# Task brief:
Copy all lines containing the string "Display" from the records below.

# # #

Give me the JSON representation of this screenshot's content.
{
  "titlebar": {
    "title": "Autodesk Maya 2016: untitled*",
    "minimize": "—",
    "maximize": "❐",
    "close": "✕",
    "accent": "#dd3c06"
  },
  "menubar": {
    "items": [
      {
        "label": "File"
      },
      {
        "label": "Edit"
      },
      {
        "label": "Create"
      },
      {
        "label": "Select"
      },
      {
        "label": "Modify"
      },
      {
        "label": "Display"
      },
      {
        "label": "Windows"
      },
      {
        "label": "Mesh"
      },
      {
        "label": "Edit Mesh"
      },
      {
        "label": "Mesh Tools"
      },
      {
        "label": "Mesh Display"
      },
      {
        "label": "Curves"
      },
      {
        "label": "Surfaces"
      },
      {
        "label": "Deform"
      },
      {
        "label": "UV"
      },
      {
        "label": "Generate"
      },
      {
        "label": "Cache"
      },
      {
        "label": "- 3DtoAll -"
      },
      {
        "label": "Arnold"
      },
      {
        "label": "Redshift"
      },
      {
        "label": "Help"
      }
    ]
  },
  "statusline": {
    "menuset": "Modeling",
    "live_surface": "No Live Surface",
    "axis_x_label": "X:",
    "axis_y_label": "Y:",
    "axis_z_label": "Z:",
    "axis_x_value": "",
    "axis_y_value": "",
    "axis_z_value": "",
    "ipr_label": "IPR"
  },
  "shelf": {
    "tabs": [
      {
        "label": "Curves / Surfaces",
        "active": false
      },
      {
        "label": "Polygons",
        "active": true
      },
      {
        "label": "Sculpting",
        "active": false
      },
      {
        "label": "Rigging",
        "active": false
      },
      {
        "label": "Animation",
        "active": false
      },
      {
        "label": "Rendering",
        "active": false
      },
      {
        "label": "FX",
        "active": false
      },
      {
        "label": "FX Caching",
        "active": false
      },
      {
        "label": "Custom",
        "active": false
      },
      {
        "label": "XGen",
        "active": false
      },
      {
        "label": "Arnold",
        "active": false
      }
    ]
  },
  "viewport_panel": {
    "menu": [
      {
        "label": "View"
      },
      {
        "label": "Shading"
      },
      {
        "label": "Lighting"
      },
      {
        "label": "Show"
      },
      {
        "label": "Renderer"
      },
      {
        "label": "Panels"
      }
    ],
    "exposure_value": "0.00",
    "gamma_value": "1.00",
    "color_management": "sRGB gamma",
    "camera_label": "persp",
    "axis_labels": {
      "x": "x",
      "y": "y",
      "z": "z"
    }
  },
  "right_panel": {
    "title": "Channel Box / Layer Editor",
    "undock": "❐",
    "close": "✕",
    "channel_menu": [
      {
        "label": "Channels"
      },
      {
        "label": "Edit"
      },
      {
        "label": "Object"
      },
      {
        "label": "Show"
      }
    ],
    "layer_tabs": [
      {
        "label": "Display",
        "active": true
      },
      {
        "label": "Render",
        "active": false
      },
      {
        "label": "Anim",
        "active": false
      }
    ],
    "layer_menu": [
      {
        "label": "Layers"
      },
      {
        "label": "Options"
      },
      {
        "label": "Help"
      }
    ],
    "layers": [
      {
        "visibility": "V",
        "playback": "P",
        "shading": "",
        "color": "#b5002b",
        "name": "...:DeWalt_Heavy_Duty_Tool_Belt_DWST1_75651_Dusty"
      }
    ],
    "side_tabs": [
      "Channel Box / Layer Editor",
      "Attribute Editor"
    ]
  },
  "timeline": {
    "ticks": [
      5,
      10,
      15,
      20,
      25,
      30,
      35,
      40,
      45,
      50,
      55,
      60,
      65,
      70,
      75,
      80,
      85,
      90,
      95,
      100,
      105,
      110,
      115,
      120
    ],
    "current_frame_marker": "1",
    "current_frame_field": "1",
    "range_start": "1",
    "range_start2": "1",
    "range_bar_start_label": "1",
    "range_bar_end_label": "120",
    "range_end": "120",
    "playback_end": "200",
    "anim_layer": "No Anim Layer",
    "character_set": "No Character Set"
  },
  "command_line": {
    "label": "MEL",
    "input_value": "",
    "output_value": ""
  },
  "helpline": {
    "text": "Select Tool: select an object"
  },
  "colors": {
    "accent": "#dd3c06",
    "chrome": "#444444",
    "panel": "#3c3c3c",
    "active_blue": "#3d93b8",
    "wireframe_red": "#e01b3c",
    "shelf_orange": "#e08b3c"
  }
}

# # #

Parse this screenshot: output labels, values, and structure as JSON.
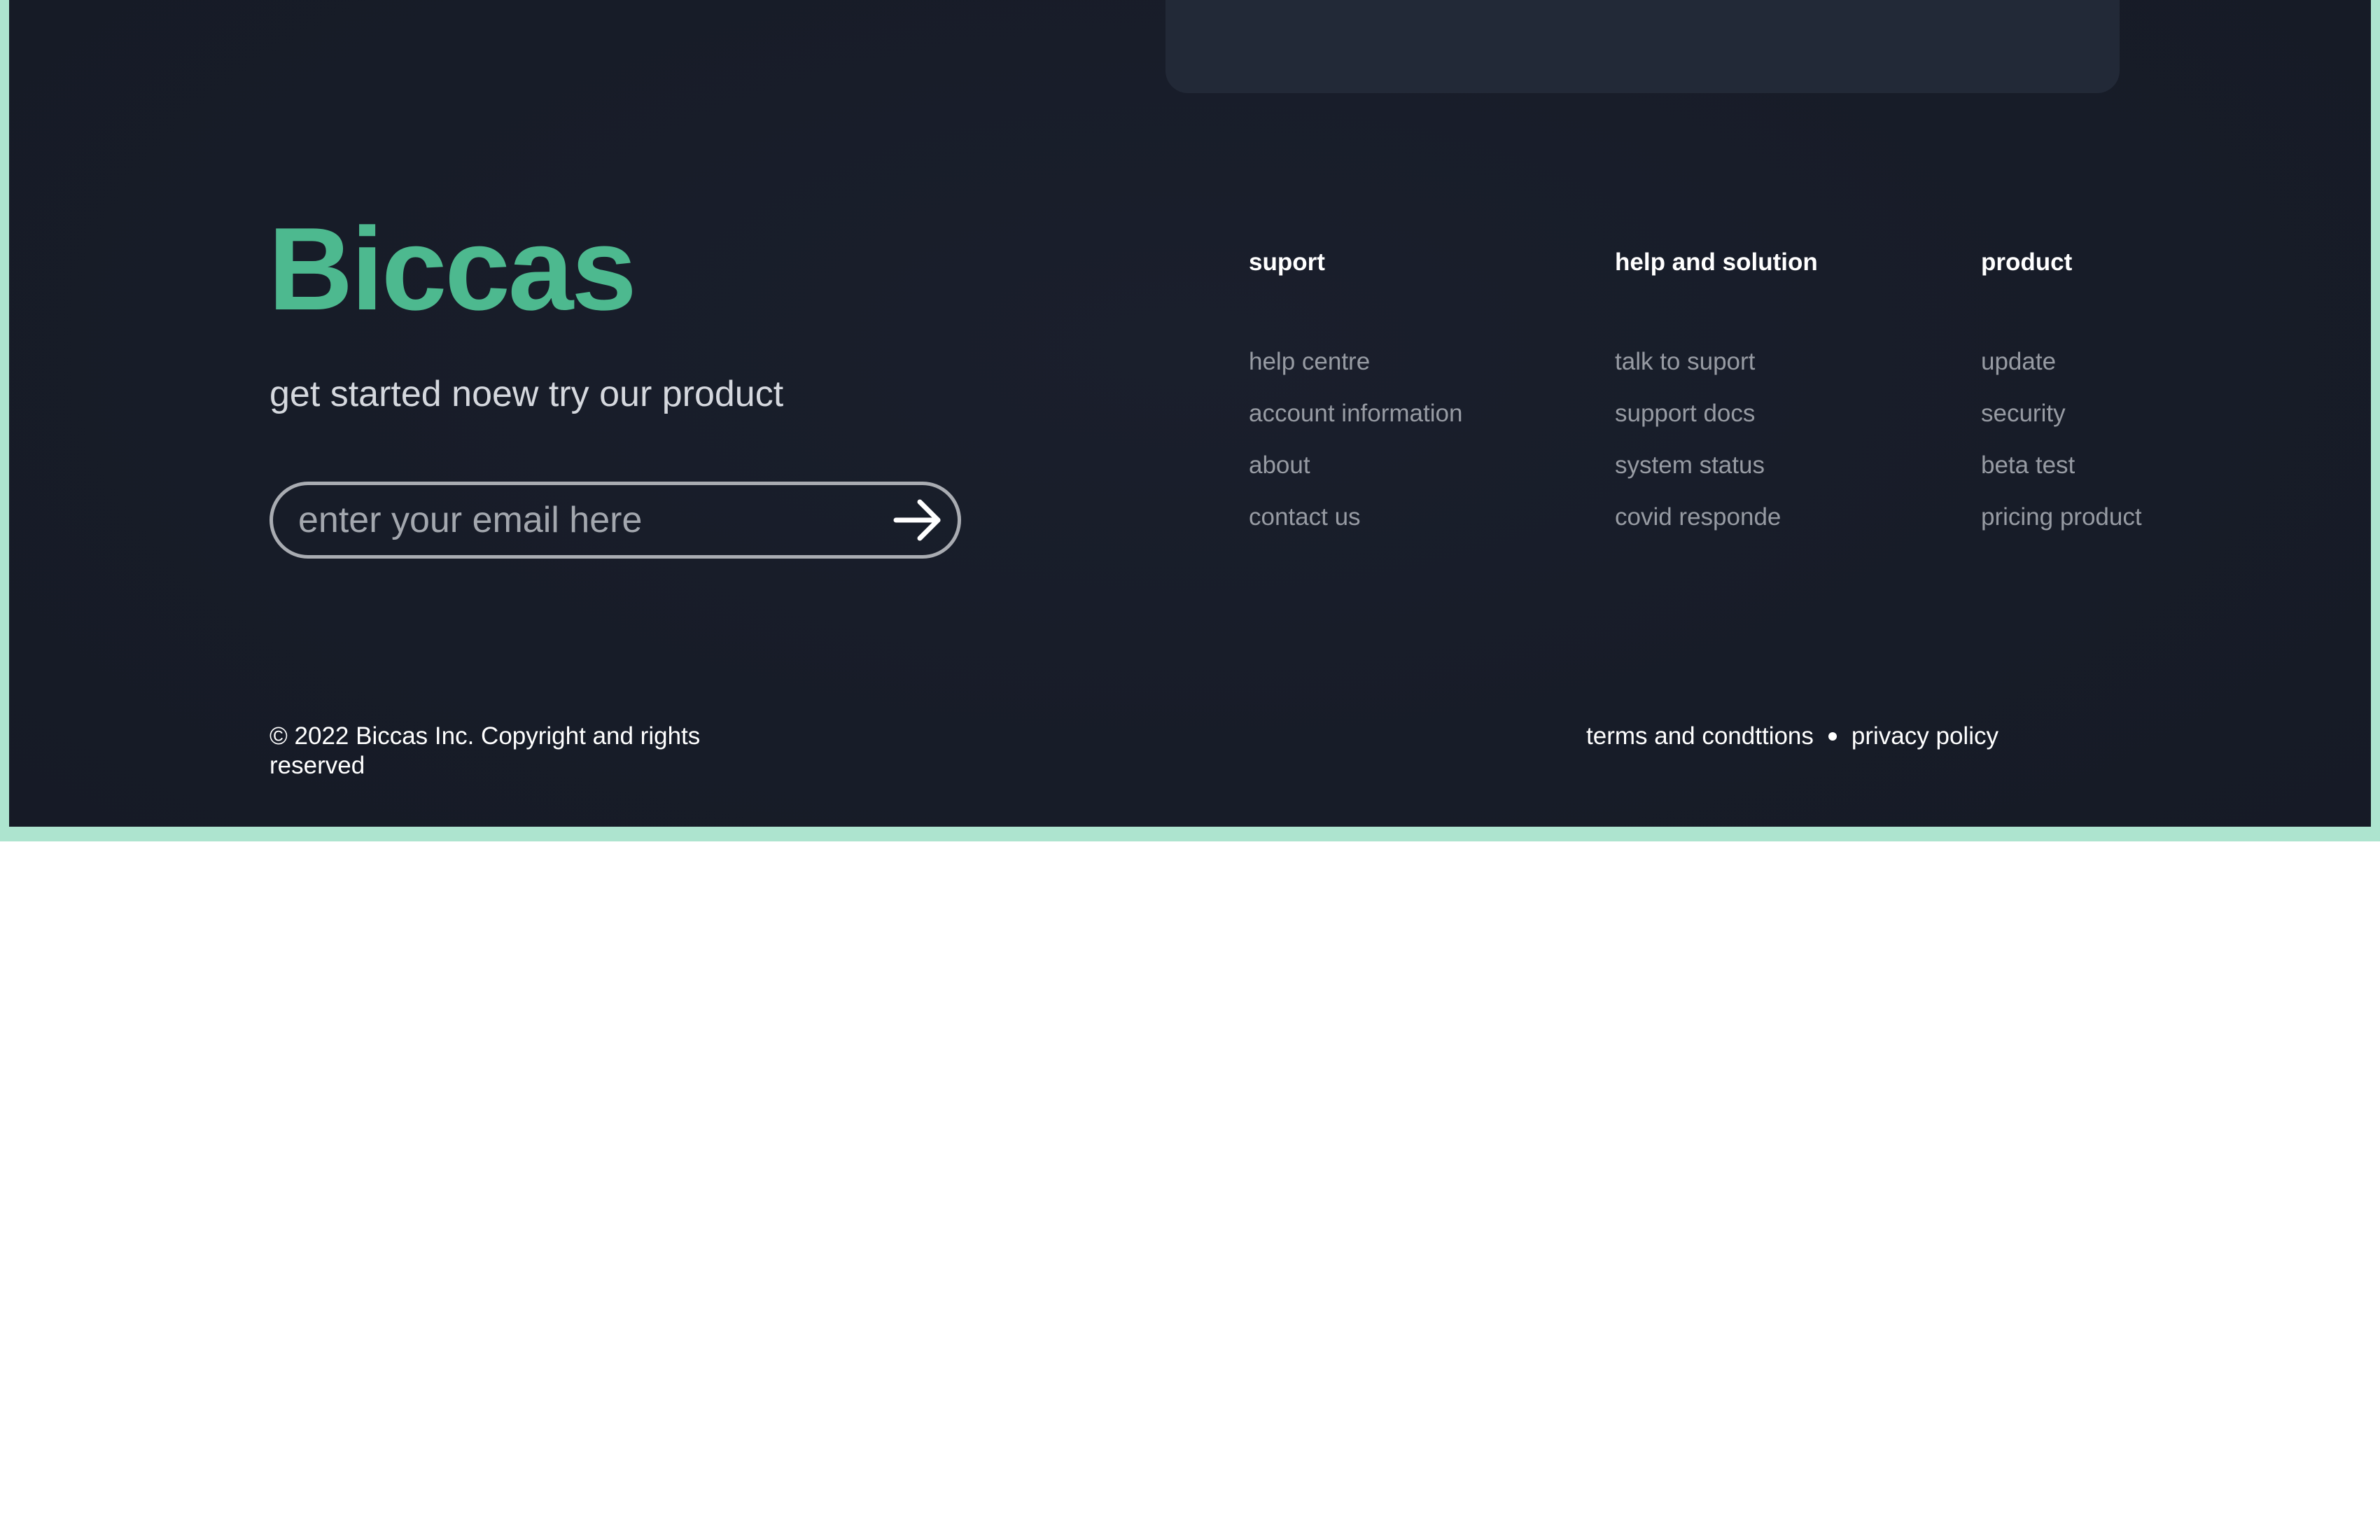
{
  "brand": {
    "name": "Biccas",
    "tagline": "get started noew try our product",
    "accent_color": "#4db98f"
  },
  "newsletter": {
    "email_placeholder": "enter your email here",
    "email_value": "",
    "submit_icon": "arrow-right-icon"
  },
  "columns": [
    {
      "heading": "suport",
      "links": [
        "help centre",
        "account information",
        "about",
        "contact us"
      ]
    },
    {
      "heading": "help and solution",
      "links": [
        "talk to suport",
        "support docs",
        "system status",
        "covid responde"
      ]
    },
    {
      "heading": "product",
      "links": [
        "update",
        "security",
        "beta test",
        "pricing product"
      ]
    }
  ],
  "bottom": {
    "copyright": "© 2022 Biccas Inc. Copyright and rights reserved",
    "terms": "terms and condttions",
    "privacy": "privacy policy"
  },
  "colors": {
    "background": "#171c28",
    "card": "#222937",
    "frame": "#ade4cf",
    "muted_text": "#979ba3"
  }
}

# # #

# Expected answer:
        "label": "Display"
        "label": "Mesh Display"
        "label": "Display",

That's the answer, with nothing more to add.